What needs to be done:
Your response should be every line from the entries that includes the string "请选择设备类型".

+---+

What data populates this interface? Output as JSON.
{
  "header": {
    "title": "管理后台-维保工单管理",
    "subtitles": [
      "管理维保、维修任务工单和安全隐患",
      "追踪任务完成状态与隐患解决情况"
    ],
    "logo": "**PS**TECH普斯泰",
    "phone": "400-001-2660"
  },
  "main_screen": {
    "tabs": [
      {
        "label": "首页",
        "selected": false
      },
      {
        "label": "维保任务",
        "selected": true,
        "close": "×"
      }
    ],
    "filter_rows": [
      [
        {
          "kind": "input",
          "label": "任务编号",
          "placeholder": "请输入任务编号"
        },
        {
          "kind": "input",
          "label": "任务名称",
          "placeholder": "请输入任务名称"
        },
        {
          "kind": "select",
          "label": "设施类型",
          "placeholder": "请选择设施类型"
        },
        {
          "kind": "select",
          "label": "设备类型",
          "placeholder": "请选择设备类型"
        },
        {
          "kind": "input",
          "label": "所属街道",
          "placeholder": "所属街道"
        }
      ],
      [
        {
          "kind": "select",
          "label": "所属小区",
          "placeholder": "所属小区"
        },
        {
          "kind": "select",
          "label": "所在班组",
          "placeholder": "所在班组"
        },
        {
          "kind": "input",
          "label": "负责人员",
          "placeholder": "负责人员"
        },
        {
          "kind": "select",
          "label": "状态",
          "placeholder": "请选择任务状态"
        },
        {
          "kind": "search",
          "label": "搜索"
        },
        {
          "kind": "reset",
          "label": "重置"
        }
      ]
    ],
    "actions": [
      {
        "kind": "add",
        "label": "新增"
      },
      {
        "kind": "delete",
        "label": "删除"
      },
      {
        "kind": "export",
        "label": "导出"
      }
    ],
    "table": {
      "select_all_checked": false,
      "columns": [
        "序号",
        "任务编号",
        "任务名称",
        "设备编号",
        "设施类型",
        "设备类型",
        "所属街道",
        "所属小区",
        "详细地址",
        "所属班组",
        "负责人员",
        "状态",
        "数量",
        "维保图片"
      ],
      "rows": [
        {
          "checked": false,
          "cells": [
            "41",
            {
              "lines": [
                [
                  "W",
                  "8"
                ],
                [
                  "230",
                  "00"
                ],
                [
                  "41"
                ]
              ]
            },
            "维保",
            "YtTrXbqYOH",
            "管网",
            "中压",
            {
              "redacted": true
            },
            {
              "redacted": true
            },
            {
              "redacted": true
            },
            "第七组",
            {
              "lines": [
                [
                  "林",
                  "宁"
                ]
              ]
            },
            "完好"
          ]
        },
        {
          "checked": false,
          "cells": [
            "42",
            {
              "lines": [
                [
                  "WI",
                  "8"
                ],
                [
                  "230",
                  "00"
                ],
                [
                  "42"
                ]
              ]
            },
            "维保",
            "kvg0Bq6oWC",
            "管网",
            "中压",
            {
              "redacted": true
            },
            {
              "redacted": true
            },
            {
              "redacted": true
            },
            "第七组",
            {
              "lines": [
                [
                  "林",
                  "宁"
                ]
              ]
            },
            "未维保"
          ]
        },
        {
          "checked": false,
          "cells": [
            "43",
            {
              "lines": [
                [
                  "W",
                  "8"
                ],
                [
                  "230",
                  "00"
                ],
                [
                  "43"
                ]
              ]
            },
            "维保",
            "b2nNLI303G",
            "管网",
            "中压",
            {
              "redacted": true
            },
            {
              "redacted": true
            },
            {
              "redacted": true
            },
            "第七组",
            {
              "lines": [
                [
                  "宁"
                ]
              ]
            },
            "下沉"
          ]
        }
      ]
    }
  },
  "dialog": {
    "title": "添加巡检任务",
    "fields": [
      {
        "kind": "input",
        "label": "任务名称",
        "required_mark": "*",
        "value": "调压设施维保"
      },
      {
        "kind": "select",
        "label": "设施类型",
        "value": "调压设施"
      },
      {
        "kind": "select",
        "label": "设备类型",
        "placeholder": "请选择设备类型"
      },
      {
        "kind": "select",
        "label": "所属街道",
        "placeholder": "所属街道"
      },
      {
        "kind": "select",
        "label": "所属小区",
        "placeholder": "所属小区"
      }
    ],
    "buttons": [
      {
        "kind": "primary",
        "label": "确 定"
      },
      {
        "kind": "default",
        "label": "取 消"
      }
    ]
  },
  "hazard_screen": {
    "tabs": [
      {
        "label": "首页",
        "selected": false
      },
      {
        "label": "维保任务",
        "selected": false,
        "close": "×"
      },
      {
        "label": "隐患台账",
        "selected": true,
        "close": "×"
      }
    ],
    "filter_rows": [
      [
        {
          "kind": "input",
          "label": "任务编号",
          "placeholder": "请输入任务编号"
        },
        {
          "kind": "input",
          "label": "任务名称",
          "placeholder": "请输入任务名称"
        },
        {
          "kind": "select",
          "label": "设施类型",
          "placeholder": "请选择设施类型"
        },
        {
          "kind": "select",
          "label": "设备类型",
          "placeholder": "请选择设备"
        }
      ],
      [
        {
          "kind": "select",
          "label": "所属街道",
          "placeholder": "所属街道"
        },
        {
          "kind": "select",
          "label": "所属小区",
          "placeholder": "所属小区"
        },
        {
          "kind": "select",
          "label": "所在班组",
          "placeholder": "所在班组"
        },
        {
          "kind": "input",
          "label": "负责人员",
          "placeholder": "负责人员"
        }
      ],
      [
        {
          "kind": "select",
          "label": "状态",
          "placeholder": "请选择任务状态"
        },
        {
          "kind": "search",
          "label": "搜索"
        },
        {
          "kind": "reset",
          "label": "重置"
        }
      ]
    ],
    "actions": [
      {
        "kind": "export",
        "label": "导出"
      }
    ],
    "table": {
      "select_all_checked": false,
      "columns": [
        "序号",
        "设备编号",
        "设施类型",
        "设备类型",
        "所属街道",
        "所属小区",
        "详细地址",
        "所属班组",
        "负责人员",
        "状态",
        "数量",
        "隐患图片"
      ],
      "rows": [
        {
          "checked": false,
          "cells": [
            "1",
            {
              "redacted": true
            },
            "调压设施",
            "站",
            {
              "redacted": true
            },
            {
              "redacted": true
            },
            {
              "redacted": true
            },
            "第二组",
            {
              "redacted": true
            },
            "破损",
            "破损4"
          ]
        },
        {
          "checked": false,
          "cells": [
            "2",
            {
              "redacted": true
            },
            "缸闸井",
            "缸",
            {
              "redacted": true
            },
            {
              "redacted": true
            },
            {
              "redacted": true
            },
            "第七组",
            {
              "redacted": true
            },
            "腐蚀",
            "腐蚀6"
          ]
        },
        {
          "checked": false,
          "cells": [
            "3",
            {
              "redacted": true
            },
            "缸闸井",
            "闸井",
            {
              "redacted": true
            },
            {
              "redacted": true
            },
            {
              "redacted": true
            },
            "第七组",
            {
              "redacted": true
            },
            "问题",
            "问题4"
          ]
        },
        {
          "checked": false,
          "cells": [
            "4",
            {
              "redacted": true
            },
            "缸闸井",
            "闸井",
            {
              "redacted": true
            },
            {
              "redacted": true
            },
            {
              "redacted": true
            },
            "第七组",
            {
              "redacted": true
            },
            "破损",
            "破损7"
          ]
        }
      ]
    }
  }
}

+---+

Solution to this task:
          "placeholder": "请选择设备类型"
        "placeholder": "请选择设备类型"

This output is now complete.